IP Telephony In The Enterprise
BY LAURENCE J. FROMM
Service providers were first to deploy Internet telephony products. The benefits were
clear: By using the untaxed Internet or private intranets, service providers could bypass
excessive telephone taxes, and offer very competitive long-distance services
particularly for international calls. Now the long-anticipated enterprise deployment of IP
telephony has begun. I have been surveying end users that have deployed IP telephony to
learn more about their deployments.
By and large, enterprises are not yet replacing their circuit-switched PBXs or building
out new telecom switches based on IP. Instead, they are using IP telephony to augment
their existing infrastructure. Typically, this is to save money by consolidating all
interoffice traffic both voice and data onto a single network. Some
deployments, however, are for new features enabled by IP telephony.
WHY IT WORKS
One clear message from early deployments is that users do not care what kind of
technology provides their services. Users only want to make sure they are getting
high-quality, effective services. This should come as no surprise to anyone except
perhaps those companies that built or bought enterprise IP telephony gateways requiring
two-stage dialing. These gateways are gathering dust, while those that seamlessly
interoperate with the existing infrastructure are being used regularly.
The early objection to IP telephony was that the voice quality would not be
acceptable for business communication. With few exceptions, the IT managers with whom I
spoke are satisfied with the voice quality their systems produce, noting few to zero
complaints from end users. In some cases, interoffice calls take place over the public
Internet, and still deliver acceptable service. In almost all cases, the IP network is
shared by voice and data applications still maintaining acceptable service.
Gateways are not commodities. IT managers value some key features. For example,
one Starvox StarGate system user with whom I spoke
is very pleased with the gateways Failsafe and Fallback features. The StarGate
system constantly monitors the quality of service (QoS) through the gateways,
automatically diverting calls that exceed a configurable quality threshold to a PSTN
backup. Calls get diverted less than 5 percent of the time. All calls receive a
predictable service level, even with networks sharing voice and data traffic.
One multinational company I surveyed is replacing a worldwide frame relay network
with an IP-based virtual private network (VPN). It replaced a 96 Kbps CIR/384 Kbps
burst-frame relay connection between the United States and Singapore with a firewall and
T1 connection to the public Internet in Singapore. (The U.S. headquarters already had a
similar configuration.) The company has IP telephony gateways in both locations. Besides
expanding its capacity and giving Singapore users higher-bandwidth Internet access, the

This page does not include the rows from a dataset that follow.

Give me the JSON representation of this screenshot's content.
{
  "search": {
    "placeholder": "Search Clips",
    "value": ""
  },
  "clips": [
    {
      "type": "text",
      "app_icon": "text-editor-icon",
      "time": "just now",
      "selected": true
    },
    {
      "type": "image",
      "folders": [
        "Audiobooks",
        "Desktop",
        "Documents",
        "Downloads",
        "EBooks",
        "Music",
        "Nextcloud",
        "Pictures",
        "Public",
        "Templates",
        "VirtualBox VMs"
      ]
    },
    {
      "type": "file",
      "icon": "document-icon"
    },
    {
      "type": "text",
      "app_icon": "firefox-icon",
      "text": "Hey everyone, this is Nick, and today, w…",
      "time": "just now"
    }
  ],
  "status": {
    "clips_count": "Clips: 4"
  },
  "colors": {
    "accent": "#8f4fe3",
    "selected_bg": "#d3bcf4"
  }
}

company is saving $90K per year on this single link. Replicated throughout its global
network, IP telephony and IP VPN will deliver better service and save more than $1 million
in service costs per year.
The company did need to change ISPs in Singapore when its original one could not
deliver the predictable bandwidth required. But the end users are now satisfied with the
voice quality going over the public Internet via firewalls.
Another company wanted to offer customers the ability to speak to customer
service representatives using a Web browser. Since the companys IT department had
neither the budget nor the time to install a gateway, the company turned to another
solution. They were able to quickly and effectively add a click-to-talk feature to their
Web site by outsourcing the service via a WebDialogs
server. A service provider hosts the gateway, directing the inbound calls to the
companys ACD for answer by the next available agent.
The telecom managers with whom I spoke are knowledgeable and enthusiastic about
IP telephony. Besides saving money, telecom managers are keenly aware of the communication
convergence advantage, and eager to evolve their knowledge and skills to include the new
world of packet voice communication.
In the early days of IP telephony, every conference organizer wanted to hear from real
people using the technology. I sat through many talks from IT managers considering using
IP telephony. Three years later, you cannot throw a stone without hitting someone who
really is using IP telephony and enjoying all the benefits it delivers.
Laurence J. Fromm is vice president, new business development for Dialogic
Corporation. Dialogic is a leading manufacturer of high-performance, standards-based
computer telephony components. Dialogic products are used in fax, data, voice recognition,
speech synthesis, and call center management CT applications. The company is headquartered
in Parsippany, New Jersey, with regional headquarters in Tokyo and Brussels, and sales
offices worldwide. For more information, visit the Dialogic Web site at www.dialogic.com.